Dataset rows describing interfaces
[Start of Attachment]
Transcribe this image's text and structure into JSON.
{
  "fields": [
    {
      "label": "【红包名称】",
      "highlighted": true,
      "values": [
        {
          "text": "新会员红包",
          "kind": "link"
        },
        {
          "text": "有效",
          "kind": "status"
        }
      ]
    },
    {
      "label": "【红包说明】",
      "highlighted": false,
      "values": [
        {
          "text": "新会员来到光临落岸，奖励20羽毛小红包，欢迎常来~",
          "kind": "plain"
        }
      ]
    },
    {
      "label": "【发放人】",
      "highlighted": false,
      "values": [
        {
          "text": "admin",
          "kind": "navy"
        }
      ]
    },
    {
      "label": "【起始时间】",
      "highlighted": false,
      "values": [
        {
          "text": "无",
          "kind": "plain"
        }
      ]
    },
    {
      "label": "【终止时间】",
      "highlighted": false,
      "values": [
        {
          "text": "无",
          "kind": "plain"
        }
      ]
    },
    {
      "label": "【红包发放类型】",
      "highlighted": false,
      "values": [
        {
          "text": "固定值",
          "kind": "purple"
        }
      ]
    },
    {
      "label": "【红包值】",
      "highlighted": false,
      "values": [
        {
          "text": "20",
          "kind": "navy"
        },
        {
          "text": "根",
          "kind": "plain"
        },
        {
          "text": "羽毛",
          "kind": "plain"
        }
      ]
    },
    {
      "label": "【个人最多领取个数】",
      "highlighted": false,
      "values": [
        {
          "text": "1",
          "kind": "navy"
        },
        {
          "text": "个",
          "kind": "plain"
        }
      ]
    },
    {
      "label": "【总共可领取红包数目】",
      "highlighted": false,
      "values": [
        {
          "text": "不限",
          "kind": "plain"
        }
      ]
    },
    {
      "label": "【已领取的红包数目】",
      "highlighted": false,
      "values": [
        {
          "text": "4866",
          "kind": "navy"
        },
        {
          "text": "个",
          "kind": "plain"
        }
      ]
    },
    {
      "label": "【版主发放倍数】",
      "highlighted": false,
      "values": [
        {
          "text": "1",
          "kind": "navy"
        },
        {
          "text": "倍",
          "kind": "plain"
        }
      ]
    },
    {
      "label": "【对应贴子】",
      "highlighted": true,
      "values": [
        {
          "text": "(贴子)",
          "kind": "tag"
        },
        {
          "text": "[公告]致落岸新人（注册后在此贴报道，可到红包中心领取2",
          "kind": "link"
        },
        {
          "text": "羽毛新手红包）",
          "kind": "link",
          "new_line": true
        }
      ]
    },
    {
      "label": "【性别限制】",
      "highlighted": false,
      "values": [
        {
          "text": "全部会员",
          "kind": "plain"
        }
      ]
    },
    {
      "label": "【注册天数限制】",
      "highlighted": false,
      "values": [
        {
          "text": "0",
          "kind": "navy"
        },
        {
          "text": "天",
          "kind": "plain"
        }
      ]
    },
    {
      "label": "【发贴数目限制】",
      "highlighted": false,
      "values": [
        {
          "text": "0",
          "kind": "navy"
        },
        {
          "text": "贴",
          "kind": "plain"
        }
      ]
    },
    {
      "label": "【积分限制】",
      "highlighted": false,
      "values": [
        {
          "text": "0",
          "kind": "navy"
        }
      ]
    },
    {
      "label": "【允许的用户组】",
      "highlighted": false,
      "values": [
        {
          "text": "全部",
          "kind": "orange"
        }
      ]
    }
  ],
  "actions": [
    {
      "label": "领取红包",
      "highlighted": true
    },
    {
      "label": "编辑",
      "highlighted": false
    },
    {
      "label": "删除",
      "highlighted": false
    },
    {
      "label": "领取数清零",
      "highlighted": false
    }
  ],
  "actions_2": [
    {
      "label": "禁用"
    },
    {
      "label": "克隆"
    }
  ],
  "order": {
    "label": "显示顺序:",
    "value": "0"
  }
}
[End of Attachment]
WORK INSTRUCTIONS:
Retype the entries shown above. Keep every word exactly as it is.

WRITTEN ANSWER:
Transcribe this image's text and structure into JSON.
{
  "fields": [
    {
      "label": "【红包名称】",
      "highlighted": true,
      "values": [
        {
          "text": "新会员红包",
          "kind": "link"
        },
        {
          "text": "有效",
          "kind": "status"
        }
      ]
    },
    {
      "label": "【红包说明】",
      "highlighted": false,
      "values": [
        {
          "text": "新会员来到光临落岸，奖励20羽毛小红包，欢迎常来~",
          "kind": "plain"
        }
      ]
    },
    {
      "label": "【发放人】",
      "highlighted": false,
      "values": [
        {
          "text": "admin",
          "kind": "navy"
        }
      ]
    },
    {
      "label": "【起始时间】",
      "highlighted": false,
      "values": [
        {
          "text": "无",
          "kind": "plain"
        }
      ]
    },
    {
      "label": "【终止时间】",
      "highlighted": false,
      "values": [
        {
          "text": "无",
          "kind": "plain"
        }
      ]
    },
    {
      "label": "【红包发放类型】",
      "highlighted": false,
      "values": [
        {
          "text": "固定值",
          "kind": "purple"
        }
      ]
    },
    {
      "label": "【红包值】",
      "highlighted": false,
      "values": [
        {
          "text": "20",
          "kind": "navy"
        },
        {
          "text": "根",
          "kind": "plain"
        },
        {
          "text": "羽毛",
          "kind": "plain"
        }
      ]
    },
    {
      "label": "【个人最多领取个数】",
      "highlighted": false,
      "values": [
        {
          "text": "1",
          "kind": "navy"
        },
        {
          "text": "个",
          "kind": "plain"
        }
      ]
    },
    {
      "label": "【总共可领取红包数目】",
      "highlighted": false,
      "values": [
        {
          "text": "不限",
          "kind": "plain"
        }
      ]
    },
    {
      "label": "【已领取的红包数目】",
      "highlighted": false,
      "values": [
        {
          "text": "4866",
          "kind": "navy"
        },
        {
          "text": "个",
          "kind": "plain"
        }
      ]
    },
    {
      "label": "【版主发放倍数】",
      "highlighted": false,
      "values": [
        {
          "text": "1",
          "kind": "navy"
        },
        {
          "text": "倍",
          "kind": "plain"
        }
      ]
    },
    {
      "label": "【对应贴子】",
      "highlighted": true,
      "values": [
        {
          "text": "(贴子)",
          "kind": "tag"
        },
        {
          "text": "[公告]致落岸新人（注册后在此贴报道，可到红包中心领取2",
          "kind": "link"
        },
        {
          "text": "羽毛新手红包）",
          "kind": "link",
          "new_line": true
        }
      ]
    },
    {
      "label": "【性别限制】",
      "highlighted": false,
      "values": [
        {
          "text": "全部会员",
          "kind": "plain"
        }
      ]
    },
    {
      "label": "【注册天数限制】",
      "highlighted": false,
      "values": [
        {
          "text": "0",
          "kind": "navy"
        },
        {
          "text": "天",
          "kind": "plain"
        }
      ]
    },
    {
      "label": "【发贴数目限制】",
      "highlighted": false,
      "values": [
        {
          "text": "0",
          "kind": "navy"
        },
        {
          "text": "贴",
          "kind": "plain"
        }
      ]
    },
    {
      "label": "【积分限制】",
      "highlighted": false,
      "values": [
        {
          "text": "0",
          "kind": "navy"
        }
      ]
    },
    {
      "label": "【允许的用户组】",
      "highlighted": false,
      "values": [
        {
          "text": "全部",
          "kind": "orange"
        }
      ]
    }
  ],
  "actions": [
    {
      "label": "领取红包",
      "highlighted": true
    },
    {
      "label": "编辑",
      "highlighted": false
    },
    {
      "label": "删除",
      "highlighted": false
    },
    {
      "label": "领取数清零",
      "highlighted": false
    }
  ],
  "actions_2": [
    {
      "label": "禁用"
    },
    {
      "label": "克隆"
    }
  ],
  "order": {
    "label": "显示顺序:",
    "value": "0"
  }
}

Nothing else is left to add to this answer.